The 2,000 years of history of a people tempts the writer, and the reader, to seek out long-term trends to provide guidance through complex and contradictory evolutions. So it is with the history of the Romanians. From medieval times to the early twentieth century they followed stages similar to those of other nations in Eastern Europe and even of Europe as a whole: feudalism, of a sort, and a mainly agricultural economy and rural society, until the nineteenth century, and, then, down to the First World War, the transition, slow at the beginning, to an industrial economy and an urban society, where agriculture and the village nonetheless predominated. All the while, from the eighteenth century, the shape of a modern Romanian nation, intellectually at least, was taking form. Then came the interwar period, only twenty years long, when the modernization impulses accelerated, and then, for forty years, came the Communists, who pursued modernization with methods and goals of their own. The post-Communist years offer hints that the Romanians may once again be headed along the path taken two centuries earlier.
What especially may define the Romanians over the long term is their place between East and West. It grants the writer a wide perspective from which to arrange the events of their history. They confronted the dilemma of choice between these two poles from the beginning of their statehood in the fourteenth century, when the principalities of Wallachia and Moldavia were founded. Or, if we are willing to stretch reason a bit, we may say that the East–West encounter began for them even earlier.

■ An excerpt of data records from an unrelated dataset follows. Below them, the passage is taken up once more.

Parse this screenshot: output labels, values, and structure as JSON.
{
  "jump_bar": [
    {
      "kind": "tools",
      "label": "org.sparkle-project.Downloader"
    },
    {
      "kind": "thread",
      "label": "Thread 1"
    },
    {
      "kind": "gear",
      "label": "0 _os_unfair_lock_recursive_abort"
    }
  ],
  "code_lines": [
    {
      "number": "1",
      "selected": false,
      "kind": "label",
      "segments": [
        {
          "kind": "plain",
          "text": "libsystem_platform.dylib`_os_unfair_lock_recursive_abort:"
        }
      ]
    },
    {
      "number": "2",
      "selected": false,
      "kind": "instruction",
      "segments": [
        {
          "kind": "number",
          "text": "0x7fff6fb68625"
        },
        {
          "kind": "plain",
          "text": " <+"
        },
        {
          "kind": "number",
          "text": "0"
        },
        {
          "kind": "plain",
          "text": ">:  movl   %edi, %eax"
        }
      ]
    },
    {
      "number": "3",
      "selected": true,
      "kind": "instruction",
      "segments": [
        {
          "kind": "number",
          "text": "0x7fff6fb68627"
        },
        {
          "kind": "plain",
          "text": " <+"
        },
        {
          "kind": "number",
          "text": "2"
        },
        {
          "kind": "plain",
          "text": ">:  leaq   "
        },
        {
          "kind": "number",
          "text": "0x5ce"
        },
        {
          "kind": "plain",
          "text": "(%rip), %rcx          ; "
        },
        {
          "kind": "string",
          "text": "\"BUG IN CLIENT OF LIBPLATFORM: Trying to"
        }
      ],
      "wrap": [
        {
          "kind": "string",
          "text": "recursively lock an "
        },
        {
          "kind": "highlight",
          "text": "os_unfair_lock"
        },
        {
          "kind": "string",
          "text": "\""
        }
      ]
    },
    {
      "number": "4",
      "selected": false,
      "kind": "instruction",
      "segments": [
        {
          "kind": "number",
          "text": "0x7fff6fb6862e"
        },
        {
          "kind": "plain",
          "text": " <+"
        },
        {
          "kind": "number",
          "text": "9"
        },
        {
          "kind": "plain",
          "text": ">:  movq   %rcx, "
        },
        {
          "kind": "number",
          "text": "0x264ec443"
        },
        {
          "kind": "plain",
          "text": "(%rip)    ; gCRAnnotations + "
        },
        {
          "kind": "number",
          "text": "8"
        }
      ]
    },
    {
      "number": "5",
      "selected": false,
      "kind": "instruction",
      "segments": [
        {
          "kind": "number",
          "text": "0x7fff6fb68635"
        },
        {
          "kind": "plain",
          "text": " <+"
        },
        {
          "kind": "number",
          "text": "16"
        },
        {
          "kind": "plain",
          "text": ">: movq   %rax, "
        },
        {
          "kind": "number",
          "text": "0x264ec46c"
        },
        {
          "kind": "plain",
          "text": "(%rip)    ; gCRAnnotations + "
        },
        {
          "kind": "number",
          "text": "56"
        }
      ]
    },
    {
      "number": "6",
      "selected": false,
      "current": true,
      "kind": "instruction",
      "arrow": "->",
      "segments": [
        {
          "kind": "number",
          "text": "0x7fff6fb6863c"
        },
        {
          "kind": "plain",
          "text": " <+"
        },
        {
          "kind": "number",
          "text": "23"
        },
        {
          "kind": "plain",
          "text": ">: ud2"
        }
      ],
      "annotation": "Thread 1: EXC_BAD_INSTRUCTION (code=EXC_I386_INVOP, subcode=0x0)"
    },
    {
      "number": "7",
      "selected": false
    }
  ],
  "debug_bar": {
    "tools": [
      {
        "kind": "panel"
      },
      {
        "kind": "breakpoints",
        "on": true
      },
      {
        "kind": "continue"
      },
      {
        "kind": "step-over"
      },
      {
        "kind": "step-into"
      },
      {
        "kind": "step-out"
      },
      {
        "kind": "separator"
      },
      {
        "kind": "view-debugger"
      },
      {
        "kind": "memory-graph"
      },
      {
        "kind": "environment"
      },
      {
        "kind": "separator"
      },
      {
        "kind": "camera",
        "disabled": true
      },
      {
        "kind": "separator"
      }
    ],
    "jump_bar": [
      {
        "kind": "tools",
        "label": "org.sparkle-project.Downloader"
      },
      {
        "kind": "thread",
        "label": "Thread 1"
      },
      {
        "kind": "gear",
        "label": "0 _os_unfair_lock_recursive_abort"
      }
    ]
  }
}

It came with encounters between the Thracians and Dacians, first with the ancient Greek cities along the Black Sea coast and then with the Romans, the conquerors of Dacia in the early second century. These connections with the West were ethnic, linguistic, and historiographical. Crucial contacts with the East followed, with the Byzantine Empire and the Orthodox world and their Bulgarian and Serbian heirs. The links here were pre-eminently spiritual and cultural, but political, too.